    Note, that Vect uses .x(), .y() and .z(), Rect uses .origin() and .size(), and Num uses .value(). Each variant of the constraints overrides those methods in a different way.

  • VectConst - concrete implementation of Vect, backed by actual numbers. As the name suggests, it is immutable and keeps the same value. You can obtain a const from ie. Vect by calling it's .freeze() method.

  • VectVar - like const, it is backed by actual numbers, but they are not final and it has setters to change their values. This could be used as a input for computation.

  • VectAdapter - kinda like a proxy with abstract method to provide the proxied Vect.

  • VectProxy - implementation of VectAdapter, that keeps the proxied constraint in a variable and this can be changed using the .setVect() method.

  • VectCache (and AbstractVectCache) - useful if you have a very complex calculation and don't want it all to be evaluated each time you want the result. Simply call the .cached() result on your formula, and store it into a VectCache variable. Each time you call it's .poll() method, it will copy current value into an internal VectVar (see, that is what they're good for), and this is then used to get the result.

  • VectBound - okay, this is not really a variant. It is an interface for anything that can has a Vect value. You can use VectBoundAdapter to make an actual Vect out of it.


If you use some constraint often, like VERY often, ie. for OpenGL rendering each frame, it's a good idea to use digests. The important part is that the digest is cached until the value changes, so it's very efficient if you need the digest often.

All of the constraints support taking digests.

Steps to enable and use digest caching:

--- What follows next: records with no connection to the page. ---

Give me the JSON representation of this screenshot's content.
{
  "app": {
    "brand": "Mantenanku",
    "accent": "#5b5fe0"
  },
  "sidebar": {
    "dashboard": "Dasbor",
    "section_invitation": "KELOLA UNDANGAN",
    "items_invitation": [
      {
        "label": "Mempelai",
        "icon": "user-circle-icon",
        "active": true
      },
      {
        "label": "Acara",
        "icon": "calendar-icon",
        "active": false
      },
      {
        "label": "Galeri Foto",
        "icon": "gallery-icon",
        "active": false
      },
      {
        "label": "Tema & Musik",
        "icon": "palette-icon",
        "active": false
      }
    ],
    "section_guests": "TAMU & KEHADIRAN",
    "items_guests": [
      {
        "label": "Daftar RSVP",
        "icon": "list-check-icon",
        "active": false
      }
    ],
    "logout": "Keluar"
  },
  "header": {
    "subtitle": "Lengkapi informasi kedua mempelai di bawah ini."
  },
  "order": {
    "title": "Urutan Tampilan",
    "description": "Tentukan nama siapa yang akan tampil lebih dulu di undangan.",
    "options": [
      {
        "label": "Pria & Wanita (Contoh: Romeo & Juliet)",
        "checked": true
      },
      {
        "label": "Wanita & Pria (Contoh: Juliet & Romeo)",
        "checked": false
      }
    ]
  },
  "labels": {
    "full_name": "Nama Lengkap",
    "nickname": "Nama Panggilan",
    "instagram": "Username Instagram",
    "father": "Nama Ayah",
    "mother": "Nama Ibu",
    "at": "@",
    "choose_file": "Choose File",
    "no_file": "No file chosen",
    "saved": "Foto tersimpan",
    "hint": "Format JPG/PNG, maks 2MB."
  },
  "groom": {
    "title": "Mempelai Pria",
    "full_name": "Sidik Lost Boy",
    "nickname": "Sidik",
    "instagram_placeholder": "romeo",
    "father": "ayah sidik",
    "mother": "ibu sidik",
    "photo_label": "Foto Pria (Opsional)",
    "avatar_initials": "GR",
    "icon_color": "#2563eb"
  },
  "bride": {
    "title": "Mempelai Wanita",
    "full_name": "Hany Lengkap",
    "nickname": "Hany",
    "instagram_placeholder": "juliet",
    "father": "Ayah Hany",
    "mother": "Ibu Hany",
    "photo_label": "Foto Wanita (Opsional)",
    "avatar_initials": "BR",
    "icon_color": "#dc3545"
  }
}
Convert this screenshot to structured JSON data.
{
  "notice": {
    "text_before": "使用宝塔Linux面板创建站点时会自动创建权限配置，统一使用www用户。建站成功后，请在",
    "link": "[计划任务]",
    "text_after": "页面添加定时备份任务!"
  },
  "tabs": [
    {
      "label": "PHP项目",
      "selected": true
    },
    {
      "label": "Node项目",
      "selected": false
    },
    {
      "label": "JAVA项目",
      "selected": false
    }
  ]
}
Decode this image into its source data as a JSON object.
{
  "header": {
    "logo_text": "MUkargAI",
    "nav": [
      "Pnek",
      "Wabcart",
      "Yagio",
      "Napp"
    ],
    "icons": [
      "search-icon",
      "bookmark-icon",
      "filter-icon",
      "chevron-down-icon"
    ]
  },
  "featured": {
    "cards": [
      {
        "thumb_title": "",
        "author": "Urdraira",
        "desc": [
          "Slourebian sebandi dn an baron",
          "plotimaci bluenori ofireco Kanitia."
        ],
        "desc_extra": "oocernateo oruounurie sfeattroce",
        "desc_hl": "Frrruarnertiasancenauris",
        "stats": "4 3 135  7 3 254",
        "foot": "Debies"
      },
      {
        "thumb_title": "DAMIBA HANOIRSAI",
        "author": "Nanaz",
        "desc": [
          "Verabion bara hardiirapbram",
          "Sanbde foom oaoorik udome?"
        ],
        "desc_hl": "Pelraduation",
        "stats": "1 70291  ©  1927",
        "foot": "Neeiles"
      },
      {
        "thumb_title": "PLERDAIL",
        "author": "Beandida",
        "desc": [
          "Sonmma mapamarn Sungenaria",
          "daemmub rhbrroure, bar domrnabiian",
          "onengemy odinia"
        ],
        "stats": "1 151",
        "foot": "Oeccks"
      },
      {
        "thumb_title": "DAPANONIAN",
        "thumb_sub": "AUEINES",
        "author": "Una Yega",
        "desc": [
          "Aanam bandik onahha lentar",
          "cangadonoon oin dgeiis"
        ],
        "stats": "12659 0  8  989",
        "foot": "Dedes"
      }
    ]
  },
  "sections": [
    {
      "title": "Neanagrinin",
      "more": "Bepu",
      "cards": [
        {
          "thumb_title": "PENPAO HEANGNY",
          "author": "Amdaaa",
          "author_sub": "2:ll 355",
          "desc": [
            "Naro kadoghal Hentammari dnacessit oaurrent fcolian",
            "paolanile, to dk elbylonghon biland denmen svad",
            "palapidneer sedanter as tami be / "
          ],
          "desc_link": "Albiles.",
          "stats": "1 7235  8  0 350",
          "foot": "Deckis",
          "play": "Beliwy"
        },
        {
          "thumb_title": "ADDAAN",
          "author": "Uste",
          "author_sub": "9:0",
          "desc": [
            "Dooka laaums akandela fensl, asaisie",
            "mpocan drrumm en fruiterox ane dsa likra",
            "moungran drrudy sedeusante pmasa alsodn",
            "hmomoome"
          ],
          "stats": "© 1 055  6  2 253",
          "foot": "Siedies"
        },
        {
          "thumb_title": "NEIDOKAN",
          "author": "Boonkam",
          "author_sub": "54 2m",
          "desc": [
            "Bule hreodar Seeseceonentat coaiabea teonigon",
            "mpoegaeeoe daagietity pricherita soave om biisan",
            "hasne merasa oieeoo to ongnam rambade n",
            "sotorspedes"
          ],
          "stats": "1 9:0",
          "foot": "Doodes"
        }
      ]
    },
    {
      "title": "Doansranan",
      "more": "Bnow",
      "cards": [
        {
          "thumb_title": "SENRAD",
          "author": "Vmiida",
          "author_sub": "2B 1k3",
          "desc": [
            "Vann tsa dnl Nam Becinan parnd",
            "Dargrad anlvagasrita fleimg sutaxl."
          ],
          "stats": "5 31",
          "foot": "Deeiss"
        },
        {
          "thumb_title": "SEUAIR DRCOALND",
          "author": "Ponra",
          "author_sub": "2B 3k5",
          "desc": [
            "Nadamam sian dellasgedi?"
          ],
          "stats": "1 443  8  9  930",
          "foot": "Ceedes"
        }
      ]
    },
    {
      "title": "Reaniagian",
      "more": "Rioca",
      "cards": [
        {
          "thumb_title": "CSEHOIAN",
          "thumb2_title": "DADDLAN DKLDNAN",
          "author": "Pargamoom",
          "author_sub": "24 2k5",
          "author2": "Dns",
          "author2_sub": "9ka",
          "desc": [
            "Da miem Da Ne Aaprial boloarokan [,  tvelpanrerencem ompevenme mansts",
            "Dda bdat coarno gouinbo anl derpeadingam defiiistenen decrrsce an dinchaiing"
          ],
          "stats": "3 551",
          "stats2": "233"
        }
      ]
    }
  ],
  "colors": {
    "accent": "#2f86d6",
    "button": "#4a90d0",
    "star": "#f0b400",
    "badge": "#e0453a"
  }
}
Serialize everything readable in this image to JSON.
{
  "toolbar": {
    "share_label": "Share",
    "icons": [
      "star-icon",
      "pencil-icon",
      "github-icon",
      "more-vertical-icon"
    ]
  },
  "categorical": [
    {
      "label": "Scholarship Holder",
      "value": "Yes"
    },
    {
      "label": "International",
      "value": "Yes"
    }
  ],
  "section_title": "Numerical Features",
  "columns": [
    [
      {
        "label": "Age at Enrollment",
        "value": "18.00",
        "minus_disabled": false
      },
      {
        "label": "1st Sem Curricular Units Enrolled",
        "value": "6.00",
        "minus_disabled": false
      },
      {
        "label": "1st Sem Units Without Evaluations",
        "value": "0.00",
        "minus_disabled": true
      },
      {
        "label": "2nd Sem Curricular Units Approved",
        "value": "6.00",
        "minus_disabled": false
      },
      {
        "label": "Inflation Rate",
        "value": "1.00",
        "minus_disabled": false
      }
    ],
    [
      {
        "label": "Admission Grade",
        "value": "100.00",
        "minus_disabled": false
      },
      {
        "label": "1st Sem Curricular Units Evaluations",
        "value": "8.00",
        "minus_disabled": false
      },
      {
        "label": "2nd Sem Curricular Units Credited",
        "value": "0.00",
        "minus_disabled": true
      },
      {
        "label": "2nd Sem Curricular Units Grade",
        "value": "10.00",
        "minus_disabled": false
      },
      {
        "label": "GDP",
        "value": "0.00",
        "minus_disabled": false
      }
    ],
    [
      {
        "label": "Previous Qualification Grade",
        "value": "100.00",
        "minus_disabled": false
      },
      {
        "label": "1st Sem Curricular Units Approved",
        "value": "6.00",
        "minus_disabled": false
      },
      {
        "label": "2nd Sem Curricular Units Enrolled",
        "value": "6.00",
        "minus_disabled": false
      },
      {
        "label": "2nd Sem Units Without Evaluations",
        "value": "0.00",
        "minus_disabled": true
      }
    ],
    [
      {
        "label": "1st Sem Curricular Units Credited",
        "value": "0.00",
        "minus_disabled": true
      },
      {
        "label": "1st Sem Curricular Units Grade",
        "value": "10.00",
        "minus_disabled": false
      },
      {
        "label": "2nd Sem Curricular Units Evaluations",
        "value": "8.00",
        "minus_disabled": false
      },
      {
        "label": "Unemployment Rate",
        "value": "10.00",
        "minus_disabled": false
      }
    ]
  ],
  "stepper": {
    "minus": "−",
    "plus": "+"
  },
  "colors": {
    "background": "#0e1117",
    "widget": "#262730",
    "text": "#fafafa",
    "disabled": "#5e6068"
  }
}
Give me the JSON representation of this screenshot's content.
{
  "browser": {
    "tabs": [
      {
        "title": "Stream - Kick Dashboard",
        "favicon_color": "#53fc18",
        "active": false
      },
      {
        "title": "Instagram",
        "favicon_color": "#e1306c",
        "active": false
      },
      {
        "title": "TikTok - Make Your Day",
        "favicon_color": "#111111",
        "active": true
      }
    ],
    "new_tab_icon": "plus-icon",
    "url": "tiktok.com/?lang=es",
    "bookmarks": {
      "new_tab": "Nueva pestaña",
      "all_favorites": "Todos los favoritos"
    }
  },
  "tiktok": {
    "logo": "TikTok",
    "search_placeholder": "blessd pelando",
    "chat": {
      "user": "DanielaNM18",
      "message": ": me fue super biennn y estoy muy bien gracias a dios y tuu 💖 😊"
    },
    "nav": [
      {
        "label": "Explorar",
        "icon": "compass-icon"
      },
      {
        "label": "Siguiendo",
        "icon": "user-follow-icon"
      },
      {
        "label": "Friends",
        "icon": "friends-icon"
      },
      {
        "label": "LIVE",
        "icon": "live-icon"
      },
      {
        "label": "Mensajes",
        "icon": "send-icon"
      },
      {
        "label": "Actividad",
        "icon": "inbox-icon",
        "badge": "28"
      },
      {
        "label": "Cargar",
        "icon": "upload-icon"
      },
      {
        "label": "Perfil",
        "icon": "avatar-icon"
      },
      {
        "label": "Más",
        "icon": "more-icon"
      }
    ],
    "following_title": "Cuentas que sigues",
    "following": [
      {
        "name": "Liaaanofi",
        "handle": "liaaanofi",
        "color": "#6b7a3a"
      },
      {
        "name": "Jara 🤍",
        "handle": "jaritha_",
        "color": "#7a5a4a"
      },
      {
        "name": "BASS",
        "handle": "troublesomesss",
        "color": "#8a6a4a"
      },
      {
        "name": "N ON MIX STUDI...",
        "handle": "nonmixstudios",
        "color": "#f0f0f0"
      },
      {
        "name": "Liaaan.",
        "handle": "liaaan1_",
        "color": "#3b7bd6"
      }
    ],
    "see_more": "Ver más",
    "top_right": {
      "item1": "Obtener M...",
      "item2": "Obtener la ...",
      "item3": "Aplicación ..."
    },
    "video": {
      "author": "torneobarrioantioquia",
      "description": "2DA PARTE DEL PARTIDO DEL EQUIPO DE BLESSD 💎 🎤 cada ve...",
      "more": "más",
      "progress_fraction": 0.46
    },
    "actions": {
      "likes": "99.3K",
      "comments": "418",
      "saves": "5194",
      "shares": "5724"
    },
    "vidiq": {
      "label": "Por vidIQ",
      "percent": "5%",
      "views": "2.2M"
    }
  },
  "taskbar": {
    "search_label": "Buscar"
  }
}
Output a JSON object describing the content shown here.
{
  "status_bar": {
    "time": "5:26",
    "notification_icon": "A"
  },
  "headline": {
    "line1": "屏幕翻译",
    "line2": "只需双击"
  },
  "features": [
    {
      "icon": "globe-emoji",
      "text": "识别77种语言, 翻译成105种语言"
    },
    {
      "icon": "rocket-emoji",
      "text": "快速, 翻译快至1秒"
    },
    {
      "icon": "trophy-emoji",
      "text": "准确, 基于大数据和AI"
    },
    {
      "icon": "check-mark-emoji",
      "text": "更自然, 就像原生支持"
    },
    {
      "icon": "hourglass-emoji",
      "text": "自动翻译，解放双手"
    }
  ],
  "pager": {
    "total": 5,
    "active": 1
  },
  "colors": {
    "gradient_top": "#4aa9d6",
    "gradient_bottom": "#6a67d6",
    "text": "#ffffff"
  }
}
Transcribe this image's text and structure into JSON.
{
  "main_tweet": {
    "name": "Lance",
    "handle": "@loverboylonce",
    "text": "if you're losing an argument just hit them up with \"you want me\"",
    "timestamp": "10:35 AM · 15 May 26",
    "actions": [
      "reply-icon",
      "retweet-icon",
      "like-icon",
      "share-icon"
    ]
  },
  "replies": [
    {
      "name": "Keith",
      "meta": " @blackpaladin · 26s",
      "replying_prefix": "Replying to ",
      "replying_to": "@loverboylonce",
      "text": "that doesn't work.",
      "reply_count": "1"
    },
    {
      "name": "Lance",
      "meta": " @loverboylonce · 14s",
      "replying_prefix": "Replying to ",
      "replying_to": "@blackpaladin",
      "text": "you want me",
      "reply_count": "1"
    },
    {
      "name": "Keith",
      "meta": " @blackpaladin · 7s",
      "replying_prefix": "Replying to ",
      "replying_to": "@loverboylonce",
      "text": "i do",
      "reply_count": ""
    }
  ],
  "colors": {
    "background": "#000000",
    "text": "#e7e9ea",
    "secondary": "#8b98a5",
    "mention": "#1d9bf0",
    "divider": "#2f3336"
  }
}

  1. Call .enableDigestCaching(true) on your constraint to turn on the feature (cache does this by default)
  2. Each time you need a digest, call the .digest() method on your constraint.
  3. Each time the value is expected to have changed, call .markDigestDirty() on it, and the digest will be rebuilt next time it is needed. Cache does this on each .poll() automatically for you.